- Start by designing the target format. Jumping right into the nitty-gritty of data transformation without understanding the end goal is not a good idea. Communicate with business users to understand the process you are trying to analyze and design the target format before transforming data into insights.
- Profile the data. In other words, get to know the data in its native form before converting it. It helps to understand the state of the raw data and the type of transformation required. Data profiling enables you to know the amount of work required and the workflow to generate for transformation.
- Cleanse before transforming. Data cleaning is an essential pre-transformation step. It reduces the risk of having errors in the transformed data. Data can have missing values or information that is irrelevant to the desired format. By cleansing your data first, it increases the accuracy of the transformed data.
- Audit the data transformation process. At every stage of the transformation process, track the data and changes that occur. Auditing the data transformation process makes it easier to identify the problem source if complications arise.
Use Data Transformation Tools Over Custom Coding
Data transformation tools are more cost-effective and more efficient than custom coding. Writing codes for data transformation functions have a higher risk of inefficiencies, human error, and excessive use of time and resources.
Data transformation tools are usually designed to execute the entire ETL process. If you are not using tools for the transformation process, you’ll also need to worry about the “extraction” and “loading” steps. Custom coding allows for a fully customized data transformation solution, but as data sources, volumes, and other complexities increase, scaling and managing this becomes increasingly difficult.
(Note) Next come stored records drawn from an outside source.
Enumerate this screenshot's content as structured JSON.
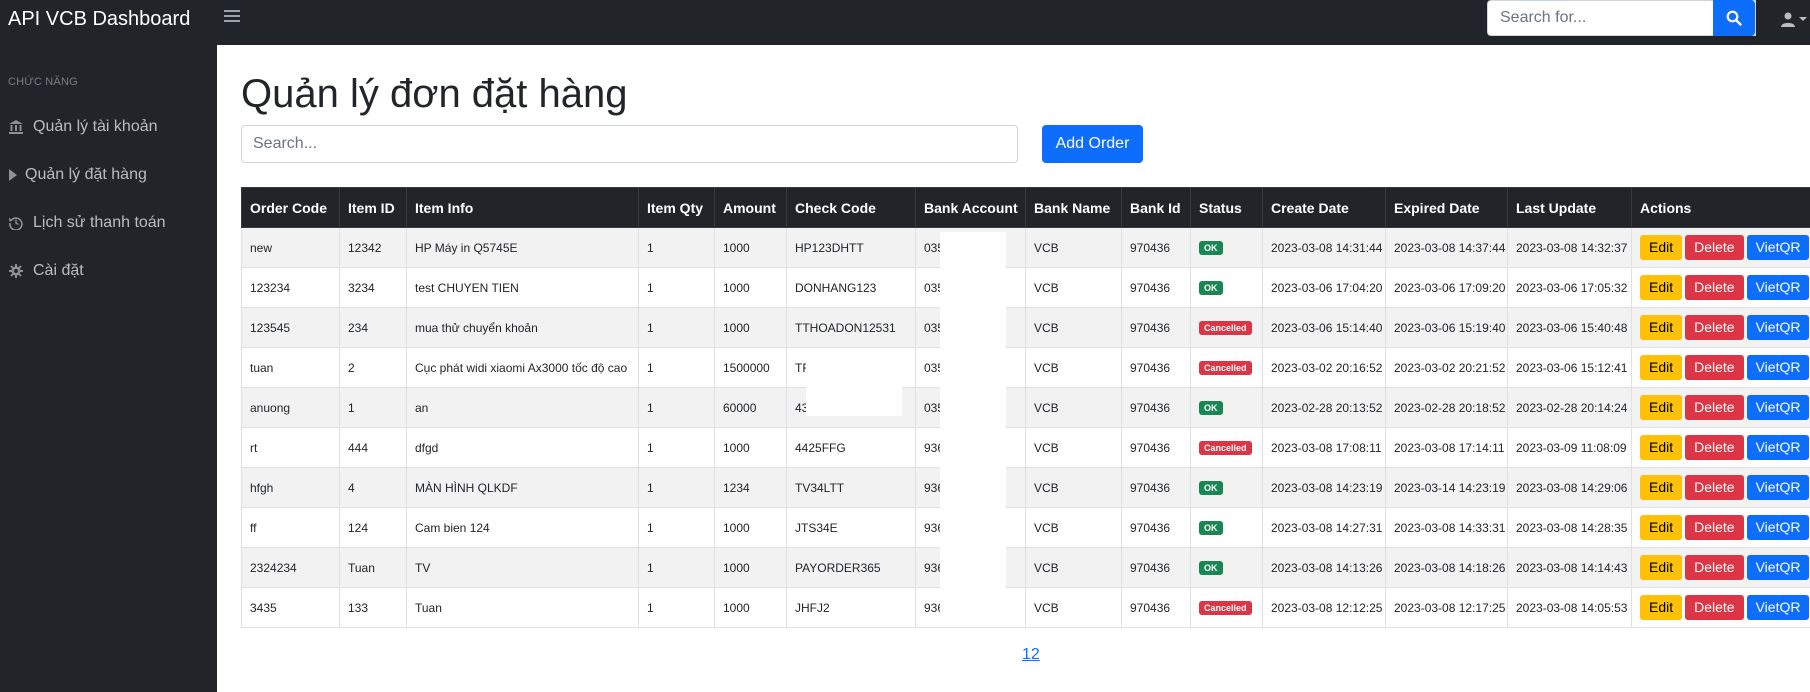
{
  "app": {
    "title": "API VCB Dashboard"
  },
  "topbar": {
    "search_placeholder": "Search for..."
  },
  "sidebar": {
    "heading": "CHỨC NĂNG",
    "items": [
      {
        "label": "Quản lý tài khoản",
        "icon": "bank-icon"
      },
      {
        "label": "Quản lý đặt hàng",
        "icon": "caret-right-icon"
      },
      {
        "label": "Lịch sử thanh toán",
        "icon": "history-icon"
      },
      {
        "label": "Cài đặt",
        "icon": "gear-icon"
      }
    ]
  },
  "main": {
    "title": "Quản lý đơn đặt hàng",
    "search_placeholder": "Search...",
    "add_label": "Add Order"
  },
  "table": {
    "columns": [
      "Order Code",
      "Item ID",
      "Item Info",
      "Item Qty",
      "Amount",
      "Check Code",
      "Bank Account",
      "Bank Name",
      "Bank Id",
      "Status",
      "Create Date",
      "Expired Date",
      "Last Update",
      "Actions"
    ],
    "rows": [
      {
        "order_code": "new",
        "item_id": "12342",
        "item_info": "HP Máy in Q5745E",
        "item_qty": "1",
        "amount": "1000",
        "check_code": "HP123DHTT",
        "bank_account": "035",
        "bank_name": "VCB",
        "bank_id": "970436",
        "status": "OK",
        "create_date": "2023-03-08 14:31:44",
        "expired_date": "2023-03-08 14:37:44",
        "last_update": "2023-03-08 14:32:37"
      },
      {
        "order_code": "123234",
        "item_id": "3234",
        "item_info": "test CHUYEN TIEN",
        "item_qty": "1",
        "amount": "1000",
        "check_code": "DONHANG123",
        "bank_account": "035",
        "bank_name": "VCB",
        "bank_id": "970436",
        "status": "OK",
        "create_date": "2023-03-06 17:04:20",
        "expired_date": "2023-03-06 17:09:20",
        "last_update": "2023-03-06 17:05:32"
      },
      {
        "order_code": "123545",
        "item_id": "234",
        "item_info": "mua thử chuyển khoản",
        "item_qty": "1",
        "amount": "1000",
        "check_code": "TTHOADON12531",
        "bank_account": "035",
        "bank_name": "VCB",
        "bank_id": "970436",
        "status": "Cancelled",
        "create_date": "2023-03-06 15:14:40",
        "expired_date": "2023-03-06 15:19:40",
        "last_update": "2023-03-06 15:40:48"
      },
      {
        "order_code": "tuan",
        "item_id": "2",
        "item_info": "Cục phát widi xiaomi Ax3000 tốc độ cao",
        "item_qty": "1",
        "amount": "1500000",
        "check_code": "TF",
        "bank_account": "035",
        "bank_name": "VCB",
        "bank_id": "970436",
        "status": "Cancelled",
        "create_date": "2023-03-02 20:16:52",
        "expired_date": "2023-03-02 20:21:52",
        "last_update": "2023-03-06 15:12:41"
      },
      {
        "order_code": "anuong",
        "item_id": "1",
        "item_info": "an",
        "item_qty": "1",
        "amount": "60000",
        "check_code": "43",
        "bank_account": "035",
        "bank_name": "VCB",
        "bank_id": "970436",
        "status": "OK",
        "create_date": "2023-02-28 20:13:52",
        "expired_date": "2023-02-28 20:18:52",
        "last_update": "2023-02-28 20:14:24"
      },
      {
        "order_code": "rt",
        "item_id": "444",
        "item_info": "dfgd",
        "item_qty": "1",
        "amount": "1000",
        "check_code": "4425FFG",
        "bank_account": "936",
        "bank_name": "VCB",
        "bank_id": "970436",
        "status": "Cancelled",
        "create_date": "2023-03-08 17:08:11",
        "expired_date": "2023-03-08 17:14:11",
        "last_update": "2023-03-09 11:08:09"
      },
      {
        "order_code": "hfgh",
        "item_id": "4",
        "item_info": "MÀN HÌNH QLKDF",
        "item_qty": "1",
        "amount": "1234",
        "check_code": "TV34LTT",
        "bank_account": "936",
        "bank_name": "VCB",
        "bank_id": "970436",
        "status": "OK",
        "create_date": "2023-03-08 14:23:19",
        "expired_date": "2023-03-14 14:23:19",
        "last_update": "2023-03-08 14:29:06"
      },
      {
        "order_code": "ff",
        "item_id": "124",
        "item_info": "Cam bien 124",
        "item_qty": "1",
        "amount": "1000",
        "check_code": "JTS34E",
        "bank_account": "936",
        "bank_name": "VCB",
        "bank_id": "970436",
        "status": "OK",
        "create_date": "2023-03-08 14:27:31",
        "expired_date": "2023-03-08 14:33:31",
        "last_update": "2023-03-08 14:28:35"
      },
      {
        "order_code": "2324234",
        "item_id": "Tuan",
        "item_info": "TV",
        "item_qty": "1",
        "amount": "1000",
        "check_code": "PAYORDER365",
        "bank_account": "936",
        "bank_name": "VCB",
        "bank_id": "970436",
        "status": "OK",
        "create_date": "2023-03-08 14:13:26",
        "expired_date": "2023-03-08 14:18:26",
        "last_update": "2023-03-08 14:14:43"
      },
      {
        "order_code": "3435",
        "item_id": "133",
        "item_info": "Tuan",
        "item_qty": "1",
        "amount": "1000",
        "check_code": "JHFJ2",
        "bank_account": "936",
        "bank_name": "VCB",
        "bank_id": "970436",
        "status": "Cancelled",
        "create_date": "2023-03-08 12:12:25",
        "expired_date": "2023-03-08 12:17:25",
        "last_update": "2023-03-08 14:05:53"
      }
    ],
    "actions": {
      "edit": "Edit",
      "delete": "Delete",
      "vietqr": "VietQR"
    }
  },
  "pagination": {
    "label": "12"
  },
  "colors": {
    "sidebar_bg": "#212529",
    "accent": "#0d6efd",
    "ok": "#198754",
    "cancelled": "#dc3545",
    "edit": "#ffc107"
  }
}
Striim is an end-to-end data integration solution that offers scalable in-memory transformations, enrichment and analysis, using high-speed SQL queries. To get a personalized walkthrough of Striim’s real-time data transformation capabilities, please request a demo. Alternatively, you can try Striim for free.